___ INFORMATION ___

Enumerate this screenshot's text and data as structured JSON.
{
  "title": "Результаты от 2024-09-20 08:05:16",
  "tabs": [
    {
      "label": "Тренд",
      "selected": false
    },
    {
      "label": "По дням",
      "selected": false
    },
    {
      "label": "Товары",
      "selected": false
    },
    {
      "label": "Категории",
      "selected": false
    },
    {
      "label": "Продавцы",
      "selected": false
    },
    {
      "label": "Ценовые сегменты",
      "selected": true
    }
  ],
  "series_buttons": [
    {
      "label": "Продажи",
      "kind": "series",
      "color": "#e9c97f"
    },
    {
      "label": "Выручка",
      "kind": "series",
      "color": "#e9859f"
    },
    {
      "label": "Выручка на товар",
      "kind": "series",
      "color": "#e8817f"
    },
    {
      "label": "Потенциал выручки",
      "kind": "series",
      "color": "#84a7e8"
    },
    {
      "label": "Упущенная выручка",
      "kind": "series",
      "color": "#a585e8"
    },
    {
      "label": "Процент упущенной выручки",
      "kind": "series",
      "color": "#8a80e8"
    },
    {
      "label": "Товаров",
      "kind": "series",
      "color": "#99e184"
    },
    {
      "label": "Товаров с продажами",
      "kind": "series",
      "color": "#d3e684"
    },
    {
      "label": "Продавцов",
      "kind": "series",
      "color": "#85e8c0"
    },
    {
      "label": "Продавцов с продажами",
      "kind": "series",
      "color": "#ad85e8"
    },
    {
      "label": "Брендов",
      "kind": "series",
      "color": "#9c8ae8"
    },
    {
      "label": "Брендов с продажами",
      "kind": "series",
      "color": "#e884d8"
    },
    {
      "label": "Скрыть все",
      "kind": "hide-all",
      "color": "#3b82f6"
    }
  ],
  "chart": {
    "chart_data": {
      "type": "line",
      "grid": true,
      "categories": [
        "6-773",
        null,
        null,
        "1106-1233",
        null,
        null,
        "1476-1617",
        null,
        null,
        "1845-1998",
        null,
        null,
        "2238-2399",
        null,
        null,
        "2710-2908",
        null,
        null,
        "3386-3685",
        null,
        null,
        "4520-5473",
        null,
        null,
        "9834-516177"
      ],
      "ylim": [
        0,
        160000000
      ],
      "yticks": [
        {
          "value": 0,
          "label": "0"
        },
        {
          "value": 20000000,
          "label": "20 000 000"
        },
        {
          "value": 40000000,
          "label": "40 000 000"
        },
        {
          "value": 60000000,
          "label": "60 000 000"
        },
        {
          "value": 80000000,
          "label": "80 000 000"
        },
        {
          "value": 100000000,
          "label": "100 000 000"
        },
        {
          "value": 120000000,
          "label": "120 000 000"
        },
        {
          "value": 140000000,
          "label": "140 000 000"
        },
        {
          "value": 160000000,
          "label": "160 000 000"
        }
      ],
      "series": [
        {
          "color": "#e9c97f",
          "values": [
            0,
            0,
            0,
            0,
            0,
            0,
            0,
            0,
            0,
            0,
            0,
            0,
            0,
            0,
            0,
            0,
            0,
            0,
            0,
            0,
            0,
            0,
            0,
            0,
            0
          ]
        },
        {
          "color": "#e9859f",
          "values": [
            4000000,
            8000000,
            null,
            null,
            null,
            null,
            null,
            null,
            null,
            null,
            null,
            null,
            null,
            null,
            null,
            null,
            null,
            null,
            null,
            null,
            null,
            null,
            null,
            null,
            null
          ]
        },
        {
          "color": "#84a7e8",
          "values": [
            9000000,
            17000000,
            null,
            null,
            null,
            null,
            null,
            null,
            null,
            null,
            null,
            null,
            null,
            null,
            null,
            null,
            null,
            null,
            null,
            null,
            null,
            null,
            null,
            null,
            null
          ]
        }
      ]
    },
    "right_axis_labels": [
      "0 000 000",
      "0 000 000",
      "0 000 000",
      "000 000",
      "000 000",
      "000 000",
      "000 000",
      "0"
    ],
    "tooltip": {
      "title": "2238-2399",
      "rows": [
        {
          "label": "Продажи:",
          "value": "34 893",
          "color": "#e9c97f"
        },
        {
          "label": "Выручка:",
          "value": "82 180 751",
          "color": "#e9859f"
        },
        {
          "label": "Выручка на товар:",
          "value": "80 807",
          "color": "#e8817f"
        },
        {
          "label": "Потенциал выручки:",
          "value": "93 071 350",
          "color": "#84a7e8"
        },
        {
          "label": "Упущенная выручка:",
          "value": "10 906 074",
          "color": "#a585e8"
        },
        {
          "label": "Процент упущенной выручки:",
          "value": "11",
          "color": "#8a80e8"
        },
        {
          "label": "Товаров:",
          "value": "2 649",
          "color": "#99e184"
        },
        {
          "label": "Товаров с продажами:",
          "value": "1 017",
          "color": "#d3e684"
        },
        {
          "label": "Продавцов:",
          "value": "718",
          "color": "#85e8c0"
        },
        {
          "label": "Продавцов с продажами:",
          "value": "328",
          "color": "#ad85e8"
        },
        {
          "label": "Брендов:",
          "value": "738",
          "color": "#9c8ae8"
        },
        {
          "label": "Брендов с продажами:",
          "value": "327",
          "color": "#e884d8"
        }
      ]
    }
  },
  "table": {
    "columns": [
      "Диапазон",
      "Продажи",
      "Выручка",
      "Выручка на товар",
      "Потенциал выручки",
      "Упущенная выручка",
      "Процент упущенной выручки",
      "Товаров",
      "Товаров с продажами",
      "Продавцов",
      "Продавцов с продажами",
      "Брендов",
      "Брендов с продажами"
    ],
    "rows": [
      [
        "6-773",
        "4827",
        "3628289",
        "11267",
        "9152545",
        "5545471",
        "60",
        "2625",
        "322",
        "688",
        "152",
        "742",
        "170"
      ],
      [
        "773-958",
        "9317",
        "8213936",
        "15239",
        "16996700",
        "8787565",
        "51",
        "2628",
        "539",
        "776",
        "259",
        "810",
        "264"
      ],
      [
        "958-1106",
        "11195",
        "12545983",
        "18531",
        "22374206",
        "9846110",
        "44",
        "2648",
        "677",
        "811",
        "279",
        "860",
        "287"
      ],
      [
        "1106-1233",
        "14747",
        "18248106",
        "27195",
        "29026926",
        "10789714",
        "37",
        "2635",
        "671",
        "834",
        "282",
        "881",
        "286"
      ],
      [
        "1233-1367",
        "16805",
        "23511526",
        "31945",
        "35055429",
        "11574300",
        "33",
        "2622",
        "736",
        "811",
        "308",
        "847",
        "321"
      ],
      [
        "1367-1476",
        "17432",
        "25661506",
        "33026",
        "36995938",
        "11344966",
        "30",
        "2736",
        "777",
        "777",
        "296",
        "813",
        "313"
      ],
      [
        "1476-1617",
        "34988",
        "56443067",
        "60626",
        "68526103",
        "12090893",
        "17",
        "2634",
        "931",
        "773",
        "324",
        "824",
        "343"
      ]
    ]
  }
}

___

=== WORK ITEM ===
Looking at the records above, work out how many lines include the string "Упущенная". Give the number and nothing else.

=== OUTPUT BELOW ===
3